Find the word "Ensino" in the listing below, then return every line it appears in.
====================
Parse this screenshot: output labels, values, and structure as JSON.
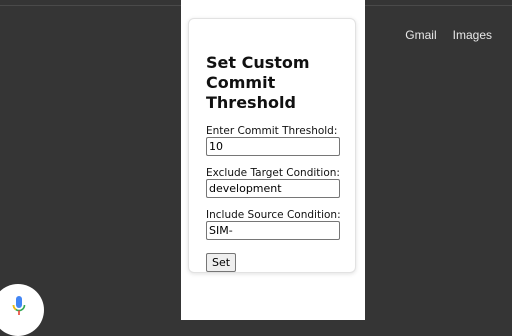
{
  "header": {
    "links": [
      {
        "label": "Gmail"
      },
      {
        "label": "Images"
      }
    ]
  },
  "popup": {
    "title": "Set Custom Commit Threshold",
    "fields": [
      {
        "label": "Enter Commit Threshold:",
        "value": "10"
      },
      {
        "label": "Exclude Target Condition:",
        "value": "development"
      },
      {
        "label": "Include Source Condition:",
        "value": "SIM-"
      }
    ],
    "submit_label": "Set"
  },
  "voice": {
    "icon": "microphone-icon",
    "colors": {
      "blue": "#4285f4",
      "red": "#ea4335",
      "yellow": "#fbbc04",
      "green": "#34a853"
    }
  }
}
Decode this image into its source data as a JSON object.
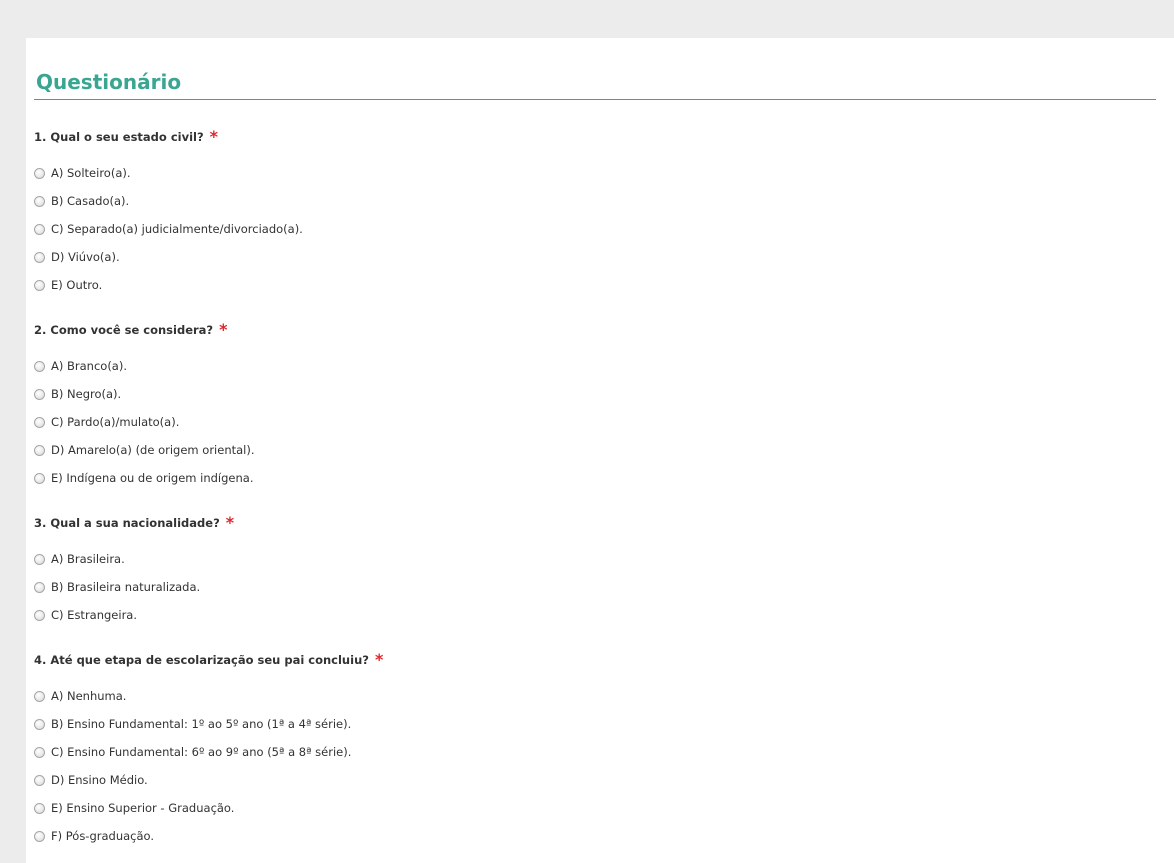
{
  "page": {
    "title": "Questionário",
    "required_marker": "*"
  },
  "colors": {
    "accent": "#3aa692",
    "required": "#e0262b",
    "background": "#ececec",
    "panel": "#ffffff"
  },
  "questions": [
    {
      "label": "1. Qual o seu estado civil?",
      "options": [
        "A) Solteiro(a).",
        "B) Casado(a).",
        "C) Separado(a) judicialmente/divorciado(a).",
        "D) Viúvo(a).",
        "E) Outro."
      ]
    },
    {
      "label": "2. Como você se considera?",
      "options": [
        "A) Branco(a).",
        "B) Negro(a).",
        "C) Pardo(a)/mulato(a).",
        "D) Amarelo(a) (de origem oriental).",
        "E) Indígena ou de origem indígena."
      ]
    },
    {
      "label": "3. Qual a sua nacionalidade?",
      "options": [
        "A) Brasileira.",
        "B) Brasileira naturalizada.",
        "C) Estrangeira."
      ]
    },
    {
      "label": "4. Até que etapa de escolarização seu pai concluiu?",
      "options": [
        "A) Nenhuma.",
        "B) Ensino Fundamental: 1º ao 5º ano (1ª a 4ª série).",
        "C) Ensino Fundamental: 6º ao 9º ano (5ª a 8ª série).",
        "D) Ensino Médio.",
        "E) Ensino Superior - Graduação.",
        "F) Pós-graduação."
      ]
    }
  ]
}
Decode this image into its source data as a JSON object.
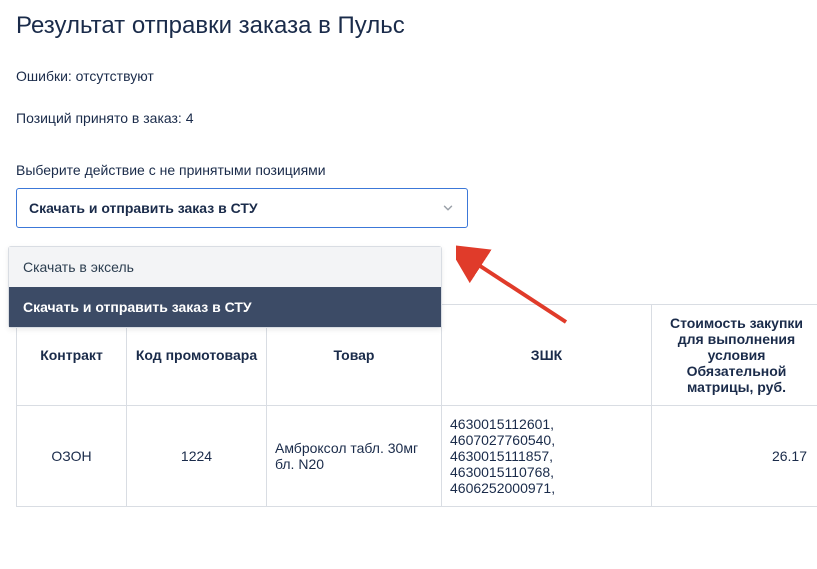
{
  "title": "Результат отправки заказа в Пульс",
  "errors_line": "Ошибки: отсутствуют",
  "accepted_line": "Позиций принято в заказ: 4",
  "select": {
    "label": "Выберите действие с не принятыми позициями",
    "value": "Скачать и отправить заказ в СТУ",
    "options": [
      "Скачать в эксель",
      "Скачать и отправить заказ в СТУ"
    ]
  },
  "table": {
    "headers": [
      "Контракт",
      "Код промотовара",
      "Товар",
      "ЗШК",
      "Стоимость закупки для выполнения условия Обязательной матрицы, руб."
    ],
    "rows": [
      {
        "contract": "ОЗОН",
        "promo_code": "1224",
        "product": "Амброксол табл. 30мг бл. N20",
        "zshk": "4630015112601, 4607027760540, 4630015111857, 4630015110768, 4606252000971,",
        "cost": "26.17"
      }
    ]
  }
}
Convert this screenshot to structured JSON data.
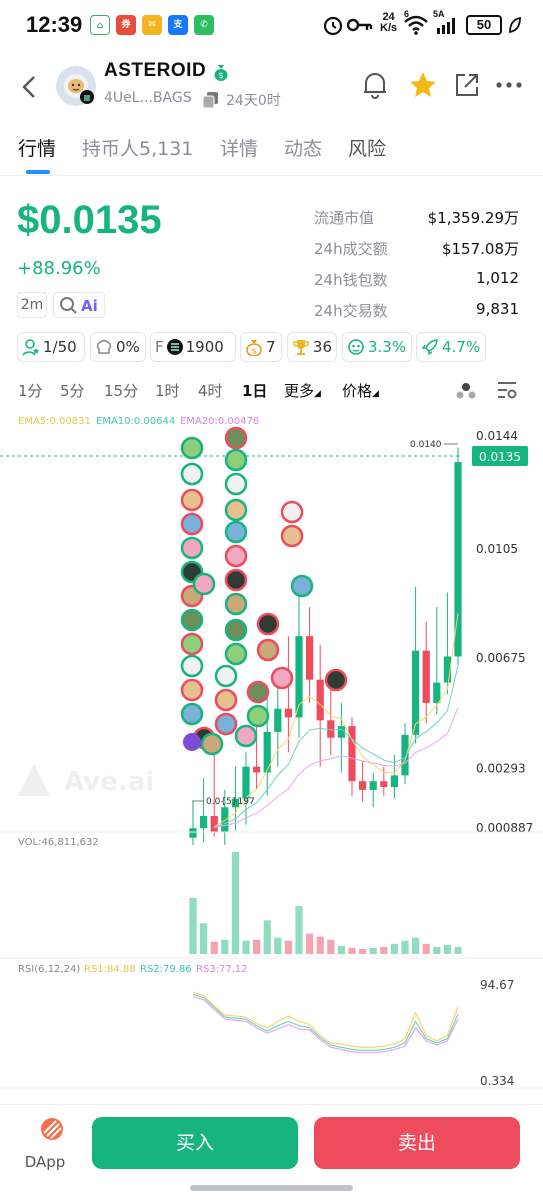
{
  "status_bar": {
    "time": "12:39",
    "net_speed_top": "24",
    "net_speed_unit": "K/s",
    "wifi_label": "6",
    "signal_label": "5A",
    "battery": "50"
  },
  "header": {
    "token_name": "ASTEROID",
    "address": "4UeL...BAGS",
    "age": "24天0时"
  },
  "tabs": [
    {
      "label": "行情"
    },
    {
      "label": "持币人5,131"
    },
    {
      "label": "详情"
    },
    {
      "label": "动态"
    },
    {
      "label": "风险"
    }
  ],
  "price": {
    "value": "$0.0135",
    "change": "+88.96%",
    "interval_badge": "2m"
  },
  "stats": [
    {
      "label": "流通市值",
      "value": "$1,359.29万"
    },
    {
      "label": "24h成交额",
      "value": "$157.08万"
    },
    {
      "label": "24h钱包数",
      "value": "1,012"
    },
    {
      "label": "24h交易数",
      "value": "9,831"
    }
  ],
  "chips": {
    "holders": "1/50",
    "dev": "0%",
    "f_label": "F",
    "f_value": "1900",
    "bag": "7",
    "trophy": "36",
    "smart": "3.3%",
    "rocket": "4.7%"
  },
  "timeframes": [
    {
      "label": "1分"
    },
    {
      "label": "5分"
    },
    {
      "label": "15分"
    },
    {
      "label": "1时"
    },
    {
      "label": "4时"
    },
    {
      "label": "1日"
    },
    {
      "label": "更多"
    },
    {
      "label": "价格"
    }
  ],
  "indicators": {
    "ema5": "EMA5:0.00831",
    "ema10": "EMA10:0.00644",
    "ema20": "EMA20:0.00478",
    "vol": "VOL:46,811,632",
    "rsi_label": "RSI(6,12,24)",
    "rsi1": "RS1:84.88",
    "rsi2": "RS2:79.86",
    "rsi3": "RS3:77.12"
  },
  "chart_data": {
    "type": "candlestick",
    "price_axis": [
      "0.0144",
      "0.0105",
      "0.00675",
      "0.00293",
      "0.000887"
    ],
    "current_price_tag": "0.0135",
    "high_label": "0.0140",
    "low_label": "0.0{5}197",
    "watermark": "Ave.ai",
    "rsi_axis": [
      "94.67",
      "0.334"
    ],
    "colors": {
      "up": "#16b47e",
      "down": "#ee4b5d",
      "ema5": "#f5d76e",
      "ema10": "#6fd3c0",
      "ema20": "#e9a6f0"
    },
    "candles": [
      {
        "o": 0.00055,
        "h": 0.0018,
        "l": 0.0003,
        "c": 0.00088
      },
      {
        "o": 0.00088,
        "h": 0.0026,
        "l": 0.0004,
        "c": 0.0013
      },
      {
        "o": 0.0013,
        "h": 0.004,
        "l": 0.0006,
        "c": 0.00075
      },
      {
        "o": 0.00075,
        "h": 0.0022,
        "l": 0.0003,
        "c": 0.0016
      },
      {
        "o": 0.0016,
        "h": 0.003,
        "l": 0.0008,
        "c": 0.0019
      },
      {
        "o": 0.0019,
        "h": 0.0035,
        "l": 0.001,
        "c": 0.003
      },
      {
        "o": 0.003,
        "h": 0.0045,
        "l": 0.0022,
        "c": 0.0028
      },
      {
        "o": 0.0028,
        "h": 0.0055,
        "l": 0.002,
        "c": 0.0042
      },
      {
        "o": 0.0042,
        "h": 0.006,
        "l": 0.003,
        "c": 0.005
      },
      {
        "o": 0.005,
        "h": 0.0075,
        "l": 0.0035,
        "c": 0.0047
      },
      {
        "o": 0.0047,
        "h": 0.0092,
        "l": 0.004,
        "c": 0.0075
      },
      {
        "o": 0.0075,
        "h": 0.0085,
        "l": 0.0052,
        "c": 0.006
      },
      {
        "o": 0.006,
        "h": 0.0072,
        "l": 0.003,
        "c": 0.0046
      },
      {
        "o": 0.0046,
        "h": 0.0058,
        "l": 0.0034,
        "c": 0.004
      },
      {
        "o": 0.004,
        "h": 0.0052,
        "l": 0.0028,
        "c": 0.0044
      },
      {
        "o": 0.0044,
        "h": 0.0047,
        "l": 0.002,
        "c": 0.0025
      },
      {
        "o": 0.0025,
        "h": 0.0032,
        "l": 0.0018,
        "c": 0.0022
      },
      {
        "o": 0.0022,
        "h": 0.0028,
        "l": 0.0016,
        "c": 0.0025
      },
      {
        "o": 0.0025,
        "h": 0.003,
        "l": 0.002,
        "c": 0.0023
      },
      {
        "o": 0.0023,
        "h": 0.0034,
        "l": 0.0019,
        "c": 0.0027
      },
      {
        "o": 0.0027,
        "h": 0.0045,
        "l": 0.0024,
        "c": 0.0041
      },
      {
        "o": 0.0041,
        "h": 0.0092,
        "l": 0.0038,
        "c": 0.007
      },
      {
        "o": 0.007,
        "h": 0.008,
        "l": 0.0045,
        "c": 0.0052
      },
      {
        "o": 0.0052,
        "h": 0.0085,
        "l": 0.0048,
        "c": 0.0059
      },
      {
        "o": 0.0059,
        "h": 0.009,
        "l": 0.0055,
        "c": 0.0068
      },
      {
        "o": 0.0068,
        "h": 0.014,
        "l": 0.0065,
        "c": 0.0135
      }
    ],
    "volume": [
      0.55,
      0.3,
      0.12,
      0.14,
      1.0,
      0.13,
      0.14,
      0.33,
      0.16,
      0.13,
      0.47,
      0.2,
      0.17,
      0.14,
      0.08,
      0.06,
      0.05,
      0.06,
      0.07,
      0.1,
      0.13,
      0.16,
      0.1,
      0.07,
      0.09,
      0.07
    ],
    "rsi1": [
      85,
      82,
      72,
      64,
      63,
      62,
      56,
      52,
      58,
      63,
      58,
      55,
      45,
      38,
      37,
      35,
      34,
      34,
      35,
      37,
      42,
      66,
      45,
      40,
      45,
      72
    ],
    "rsi2": [
      83,
      80,
      71,
      62,
      61,
      60,
      54,
      49,
      54,
      58,
      54,
      52,
      43,
      36,
      34,
      32,
      31,
      31,
      32,
      34,
      38,
      58,
      42,
      38,
      42,
      65
    ],
    "rsi3": [
      81,
      78,
      69,
      60,
      59,
      58,
      52,
      47,
      51,
      55,
      51,
      50,
      41,
      34,
      32,
      30,
      29,
      29,
      30,
      32,
      35,
      52,
      40,
      36,
      40,
      60
    ]
  },
  "bottom": {
    "dapp_label": "DApp",
    "buy": "买入",
    "sell": "卖出"
  }
}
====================
## Expected answer
        "B) Ensino Fundamental: 1º ao 5º ano (1ª a 4ª série).",
        "C) Ensino Fundamental: 6º ao 9º ano (5ª a 8ª série).",
        "D) Ensino Médio.",
        "E) Ensino Superior - Graduação.",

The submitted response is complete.